The NHS has been trying to develop a grown-up safety culture for over a decade, but there is still a huge reluctance for staff to comment on each other’s work. A senior nurse who helped developed the national guidelines for the safe and sterile insertion of central venous lines recently observed a junior doctor putting a central line with a clearly dirty technique. The drapes weren’t in place and there was a danger he would introduce infection directly into the patient’s blood stream. But because it wasn’t her patient and she didn’t know the doctor, she didn’t feel in a position to comment.

The reticence of some NHS staff to offer constructive criticism and the unwillingness of others to accept it is at the heart of many clinical errors. When serious errors are analysed in detail, staff have often spotted something wrong but not said anything, or tried to raise concerns and not been taken seriously. In the infamous ‘wrong kidney’ disaster, both the medical and nursing students tried to point out the surgeon was operating on the wrong side. And in the death of Elaine Bromiley (Eye 8.5.08 ), nurses recognised that she needed an emergency tracheotomy after a failed anaesthetic,  and even brought the kit into the operating theatre, but didn’t feel able to interrupt the consultants.

Elaine’s husband Martin, a pilot, founded the Clinical Human Factors Group (CHFG) to help the NHS learn that guidelines and checklists are pointless without behavioural and cultural change. Under pressure, even the most senior doctor can panic, develop tunnel vision and go badly off piste, and without a team ethos that allows someone more junior to point this out, a disaster inevitably happens. The CHFG has now joined forces with the Patient Safety First campaign for a series of webcasts on the importance of addressing human factors in preventing medical error. One relatively simple idea is to encourage anyone performing a procedure to say: ‘If you think I’m going to make a mistake, please tell me.’ This also applies to patients and relatives. A change of pill colour or site of infusion is always worth querying. And given that 1 in 10 patients are harmed by their treatment, even a modest reduction in medical error could pay huge dividends.

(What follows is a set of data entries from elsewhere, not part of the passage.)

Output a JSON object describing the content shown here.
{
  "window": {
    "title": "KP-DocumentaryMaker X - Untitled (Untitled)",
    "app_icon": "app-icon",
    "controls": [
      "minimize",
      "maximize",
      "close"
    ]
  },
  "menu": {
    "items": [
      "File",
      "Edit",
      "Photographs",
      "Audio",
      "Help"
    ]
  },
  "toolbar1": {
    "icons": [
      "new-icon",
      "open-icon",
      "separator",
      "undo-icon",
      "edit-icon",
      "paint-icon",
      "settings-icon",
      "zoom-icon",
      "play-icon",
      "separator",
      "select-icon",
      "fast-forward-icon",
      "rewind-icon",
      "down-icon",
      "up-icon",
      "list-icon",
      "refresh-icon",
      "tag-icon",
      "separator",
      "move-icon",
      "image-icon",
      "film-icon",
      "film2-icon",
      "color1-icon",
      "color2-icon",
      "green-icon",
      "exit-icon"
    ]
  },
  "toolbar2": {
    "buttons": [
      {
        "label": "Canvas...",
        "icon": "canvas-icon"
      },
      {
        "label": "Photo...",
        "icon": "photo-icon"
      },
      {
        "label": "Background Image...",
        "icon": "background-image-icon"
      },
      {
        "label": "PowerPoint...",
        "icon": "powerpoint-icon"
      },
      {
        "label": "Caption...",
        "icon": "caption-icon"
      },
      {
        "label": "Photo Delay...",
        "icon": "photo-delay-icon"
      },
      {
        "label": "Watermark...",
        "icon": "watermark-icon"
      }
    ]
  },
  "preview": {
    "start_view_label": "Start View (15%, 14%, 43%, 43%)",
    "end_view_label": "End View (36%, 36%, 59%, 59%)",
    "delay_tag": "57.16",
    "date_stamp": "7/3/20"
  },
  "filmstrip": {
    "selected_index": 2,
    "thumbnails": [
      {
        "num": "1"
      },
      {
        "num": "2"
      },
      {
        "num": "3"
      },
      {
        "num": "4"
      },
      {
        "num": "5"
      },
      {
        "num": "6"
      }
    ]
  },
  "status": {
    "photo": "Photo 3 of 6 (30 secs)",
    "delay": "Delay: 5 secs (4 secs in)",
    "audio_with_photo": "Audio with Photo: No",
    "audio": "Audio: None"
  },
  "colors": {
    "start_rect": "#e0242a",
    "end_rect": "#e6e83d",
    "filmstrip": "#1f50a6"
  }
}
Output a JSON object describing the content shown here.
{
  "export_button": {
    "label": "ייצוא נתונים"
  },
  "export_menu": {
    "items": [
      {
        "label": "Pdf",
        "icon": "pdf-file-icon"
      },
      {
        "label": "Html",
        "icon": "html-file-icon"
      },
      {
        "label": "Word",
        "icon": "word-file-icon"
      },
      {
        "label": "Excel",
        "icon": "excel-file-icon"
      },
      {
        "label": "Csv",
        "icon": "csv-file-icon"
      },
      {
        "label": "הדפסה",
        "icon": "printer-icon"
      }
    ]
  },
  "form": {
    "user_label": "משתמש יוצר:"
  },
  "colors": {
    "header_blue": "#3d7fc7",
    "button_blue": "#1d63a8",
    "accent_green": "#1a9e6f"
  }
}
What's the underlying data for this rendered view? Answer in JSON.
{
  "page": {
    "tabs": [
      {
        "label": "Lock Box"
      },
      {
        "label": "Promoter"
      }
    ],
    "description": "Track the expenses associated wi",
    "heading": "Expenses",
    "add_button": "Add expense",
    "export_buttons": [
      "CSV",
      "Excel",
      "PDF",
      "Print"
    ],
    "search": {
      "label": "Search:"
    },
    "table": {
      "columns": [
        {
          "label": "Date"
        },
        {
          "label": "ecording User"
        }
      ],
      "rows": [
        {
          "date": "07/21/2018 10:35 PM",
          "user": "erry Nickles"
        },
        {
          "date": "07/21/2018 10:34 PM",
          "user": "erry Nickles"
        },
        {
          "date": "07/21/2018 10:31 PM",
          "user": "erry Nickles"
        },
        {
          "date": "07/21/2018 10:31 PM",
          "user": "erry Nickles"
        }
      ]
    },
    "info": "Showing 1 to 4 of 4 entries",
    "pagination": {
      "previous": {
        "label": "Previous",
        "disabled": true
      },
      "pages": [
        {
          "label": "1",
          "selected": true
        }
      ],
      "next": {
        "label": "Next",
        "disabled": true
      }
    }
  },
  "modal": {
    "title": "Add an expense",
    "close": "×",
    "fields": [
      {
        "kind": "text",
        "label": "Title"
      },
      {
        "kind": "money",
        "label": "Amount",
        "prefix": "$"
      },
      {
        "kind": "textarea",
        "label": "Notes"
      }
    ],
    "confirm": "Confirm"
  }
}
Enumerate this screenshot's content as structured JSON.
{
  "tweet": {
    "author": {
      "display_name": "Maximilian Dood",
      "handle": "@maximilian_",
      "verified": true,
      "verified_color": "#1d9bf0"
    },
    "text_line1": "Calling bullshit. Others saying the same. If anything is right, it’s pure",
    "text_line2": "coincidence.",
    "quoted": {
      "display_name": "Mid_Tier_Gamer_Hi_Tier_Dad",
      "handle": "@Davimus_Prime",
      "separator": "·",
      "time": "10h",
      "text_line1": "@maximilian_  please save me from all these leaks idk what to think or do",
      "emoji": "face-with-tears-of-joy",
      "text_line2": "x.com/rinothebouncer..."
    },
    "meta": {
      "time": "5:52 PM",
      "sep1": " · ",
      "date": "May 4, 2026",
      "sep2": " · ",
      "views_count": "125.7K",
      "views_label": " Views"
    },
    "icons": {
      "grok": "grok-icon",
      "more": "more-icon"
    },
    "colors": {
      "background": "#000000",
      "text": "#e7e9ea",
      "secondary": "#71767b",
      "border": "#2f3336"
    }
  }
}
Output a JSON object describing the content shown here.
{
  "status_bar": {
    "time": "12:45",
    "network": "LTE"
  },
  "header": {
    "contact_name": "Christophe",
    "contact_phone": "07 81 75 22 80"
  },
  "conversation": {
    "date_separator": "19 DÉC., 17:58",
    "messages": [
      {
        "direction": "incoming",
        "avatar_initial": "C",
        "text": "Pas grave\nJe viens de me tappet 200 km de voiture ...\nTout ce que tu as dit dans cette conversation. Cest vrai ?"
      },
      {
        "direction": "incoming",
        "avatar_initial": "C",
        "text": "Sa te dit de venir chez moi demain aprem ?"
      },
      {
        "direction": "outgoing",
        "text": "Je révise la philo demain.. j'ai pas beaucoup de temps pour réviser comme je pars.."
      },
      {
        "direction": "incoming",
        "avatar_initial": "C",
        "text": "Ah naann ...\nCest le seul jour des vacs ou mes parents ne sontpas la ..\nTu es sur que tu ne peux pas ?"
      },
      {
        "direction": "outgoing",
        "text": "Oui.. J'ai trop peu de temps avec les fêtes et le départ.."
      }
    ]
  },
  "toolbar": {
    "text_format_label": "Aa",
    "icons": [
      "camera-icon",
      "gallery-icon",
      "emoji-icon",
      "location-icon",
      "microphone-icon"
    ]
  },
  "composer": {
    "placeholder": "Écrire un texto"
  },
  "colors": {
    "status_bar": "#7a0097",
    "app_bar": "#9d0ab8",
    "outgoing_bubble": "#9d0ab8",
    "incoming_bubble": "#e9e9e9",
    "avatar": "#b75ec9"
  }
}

Picking up errors after the event is also important. Pathologists are particularly vulnerable because tissue patterns are complex and subtle, and samples reported under stress are then stored for others to analyse at leisure. Specialists are also in short supply and this makes it imperative that pathologists work in teams and networks across regions, double checking difficult samples and seeking expert opinions. In Bristol, where pathologists in one hospital have tried to raise concerns about errors at another, the culture appears to be stuck in ‘how dare you question my reporting?’, rather than ‘let’s work together to make sure this patient gets the correct diagnosis and best treatment.’ Whether the current inquiry sorts it remains to be seen (Eye last), but the pathology departments of both hospitals could do worse than sitting down together for the Truth and reconciliation following serious harm webcast (Thu 4 Feb, 10.30-11.30)1

www.patientsafetyfirst.nhs.uk/Content.aspx?path=/Campaign-support/humanfactorsweek/.


  • Nurse Kitty

    I read this and thought – yeh – I was right about a diabetic patient but no-one would listen to little old moi.

    Looking forward to Bloomsbury on 8th June – won't have my off-duty until May 🙁 if the buggers make me work can I get the DVD early??

  • drphilh

    Thanks Kitty

    I always listen to nurses….

    DVD 1 should be out before election but hope you can make Bloomsbury

    Phil

    View Dr Phil's tour dates, books, DVDs and Private Eye columns at http://www.drphilhammond.com